Advice to Young Ladies


A.U.C. 334: about this date
For a sexual misdemeanor, which she denied,
The vestal virgin Postumia was tried.
Livy records it among affairs of state.

They let her off: it seems she was perfectly pure;
The charge arose because some thought her talk
Too witty for a young girl, her eyes, her walk
Too lively, her clothes too smart to be demure.

The Pontifex Maximus, summing up the case,
Warned her in future to abstain from jokes,
To wear less modish and more pious frocks.
She left the court reprieved, but in disgrace.

What then? With her the annalist is less
Concerned than what the men achieved that year:
Plots, quarrels, crimes, with oratory to spare!
I see Postumia with her dowdy dress,
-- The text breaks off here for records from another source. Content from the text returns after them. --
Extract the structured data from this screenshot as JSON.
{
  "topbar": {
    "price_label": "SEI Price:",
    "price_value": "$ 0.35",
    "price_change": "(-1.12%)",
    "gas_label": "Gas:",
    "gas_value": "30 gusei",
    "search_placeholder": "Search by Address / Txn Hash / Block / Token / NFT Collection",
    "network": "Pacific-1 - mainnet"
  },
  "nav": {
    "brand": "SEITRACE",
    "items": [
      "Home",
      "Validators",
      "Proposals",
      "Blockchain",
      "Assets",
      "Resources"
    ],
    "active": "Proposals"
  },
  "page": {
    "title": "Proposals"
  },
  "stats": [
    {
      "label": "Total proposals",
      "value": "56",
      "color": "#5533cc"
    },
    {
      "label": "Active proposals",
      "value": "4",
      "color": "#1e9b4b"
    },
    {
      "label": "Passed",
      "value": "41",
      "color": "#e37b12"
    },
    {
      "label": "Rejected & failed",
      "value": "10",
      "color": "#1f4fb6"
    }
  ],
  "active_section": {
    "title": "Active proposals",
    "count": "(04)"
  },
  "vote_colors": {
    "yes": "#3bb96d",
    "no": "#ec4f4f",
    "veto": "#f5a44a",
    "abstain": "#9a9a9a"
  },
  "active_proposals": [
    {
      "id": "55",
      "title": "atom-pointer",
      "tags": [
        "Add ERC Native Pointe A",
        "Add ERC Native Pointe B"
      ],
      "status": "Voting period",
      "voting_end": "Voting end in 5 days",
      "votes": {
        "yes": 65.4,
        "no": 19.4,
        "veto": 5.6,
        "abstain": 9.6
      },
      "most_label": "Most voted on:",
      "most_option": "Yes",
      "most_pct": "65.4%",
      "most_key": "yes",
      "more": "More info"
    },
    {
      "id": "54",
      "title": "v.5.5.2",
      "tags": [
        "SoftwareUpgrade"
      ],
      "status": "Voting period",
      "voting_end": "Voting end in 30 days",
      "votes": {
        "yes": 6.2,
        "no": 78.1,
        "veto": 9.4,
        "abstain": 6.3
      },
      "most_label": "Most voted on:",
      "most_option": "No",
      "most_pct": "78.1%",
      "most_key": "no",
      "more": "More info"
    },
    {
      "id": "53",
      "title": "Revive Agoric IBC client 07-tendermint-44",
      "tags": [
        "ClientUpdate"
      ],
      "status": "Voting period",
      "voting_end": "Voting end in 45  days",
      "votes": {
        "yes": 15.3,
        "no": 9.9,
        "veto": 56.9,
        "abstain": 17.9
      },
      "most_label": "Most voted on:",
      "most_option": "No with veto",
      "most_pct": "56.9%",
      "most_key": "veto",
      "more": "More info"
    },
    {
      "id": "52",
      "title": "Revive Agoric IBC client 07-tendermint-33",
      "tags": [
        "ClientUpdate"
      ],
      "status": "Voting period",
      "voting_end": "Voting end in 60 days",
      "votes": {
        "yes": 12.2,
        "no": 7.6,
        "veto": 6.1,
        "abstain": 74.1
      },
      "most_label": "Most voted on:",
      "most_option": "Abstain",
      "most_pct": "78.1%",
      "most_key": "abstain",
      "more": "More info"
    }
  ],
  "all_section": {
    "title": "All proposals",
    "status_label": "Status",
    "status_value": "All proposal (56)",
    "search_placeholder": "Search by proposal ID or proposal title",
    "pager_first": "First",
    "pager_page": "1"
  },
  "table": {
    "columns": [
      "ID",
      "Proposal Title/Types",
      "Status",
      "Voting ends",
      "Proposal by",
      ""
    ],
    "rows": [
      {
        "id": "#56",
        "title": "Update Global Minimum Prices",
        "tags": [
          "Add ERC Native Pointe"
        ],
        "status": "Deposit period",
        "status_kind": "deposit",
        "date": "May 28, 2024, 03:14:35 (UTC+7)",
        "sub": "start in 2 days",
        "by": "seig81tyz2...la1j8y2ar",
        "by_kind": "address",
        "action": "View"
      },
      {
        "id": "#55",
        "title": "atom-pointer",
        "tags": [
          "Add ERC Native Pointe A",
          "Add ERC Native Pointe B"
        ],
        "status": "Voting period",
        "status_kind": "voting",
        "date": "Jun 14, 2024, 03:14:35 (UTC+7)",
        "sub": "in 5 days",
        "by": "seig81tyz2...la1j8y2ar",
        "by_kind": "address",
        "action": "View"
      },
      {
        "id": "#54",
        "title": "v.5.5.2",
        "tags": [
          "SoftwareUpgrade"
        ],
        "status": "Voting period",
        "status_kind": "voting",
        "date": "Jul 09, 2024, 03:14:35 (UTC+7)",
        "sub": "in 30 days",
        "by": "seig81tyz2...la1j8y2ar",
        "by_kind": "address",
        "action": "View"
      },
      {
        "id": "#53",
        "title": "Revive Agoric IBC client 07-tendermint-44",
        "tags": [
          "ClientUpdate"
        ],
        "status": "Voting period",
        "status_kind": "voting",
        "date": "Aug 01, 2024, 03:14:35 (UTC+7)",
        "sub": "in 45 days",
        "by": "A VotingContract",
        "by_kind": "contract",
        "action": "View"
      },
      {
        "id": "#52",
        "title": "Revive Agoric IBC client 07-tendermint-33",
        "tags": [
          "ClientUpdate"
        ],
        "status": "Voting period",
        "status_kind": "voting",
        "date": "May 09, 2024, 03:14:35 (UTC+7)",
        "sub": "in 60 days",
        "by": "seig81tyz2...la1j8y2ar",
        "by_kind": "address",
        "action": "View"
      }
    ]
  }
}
Stiff mouth and listless step; I see her strive
To give dull answers. She had to knuckle down.
A vestal virgin who scandalized that town
Had fair trial, then they buried her alive.

Alive, bricked up in suffocating dark,
A ration of bread, a pitcher if she was dry,
Preserved the body they did not wish to die
Until her mind was quenched to the last spark.

How many the black maw has swallowed in its time!
Spirited girls who would not know their place;
Talented girls who found that the disgrace
Of being a woman made genius a crime;

How many others, who would not kiss the rod
Domestic bullying broke or public shame?
Pagan or Christian, it was much the same:
Husbands, St. Paul declared, rank next to God.

Livy and Paul, it may be, never knew
That Rome was doomed; each spoke of her with pride.
Tacitus, writing after both had died,
Showed that whole fabric rotten through and through.

Historians spend their lives and lavish ink
Explaining how great commonwealths collapse
From great defects of policy–perhaps
The cause is sometimes simpler than they think.

It may not seem so grave an act to break
Postumia's spirit as Galileo's, to gag
Hypatia as crush Socrates, or drag
Joan as Giordano Bruno to the stake.

Can we be sure? Have more states perished, then,
For having shackled the inquiring mind,
Than whose who, in their folly not less blind,
Trusted the servile womb to breed free men?


A.D. Hope, Selected Poems, Carcanet Press, 1986.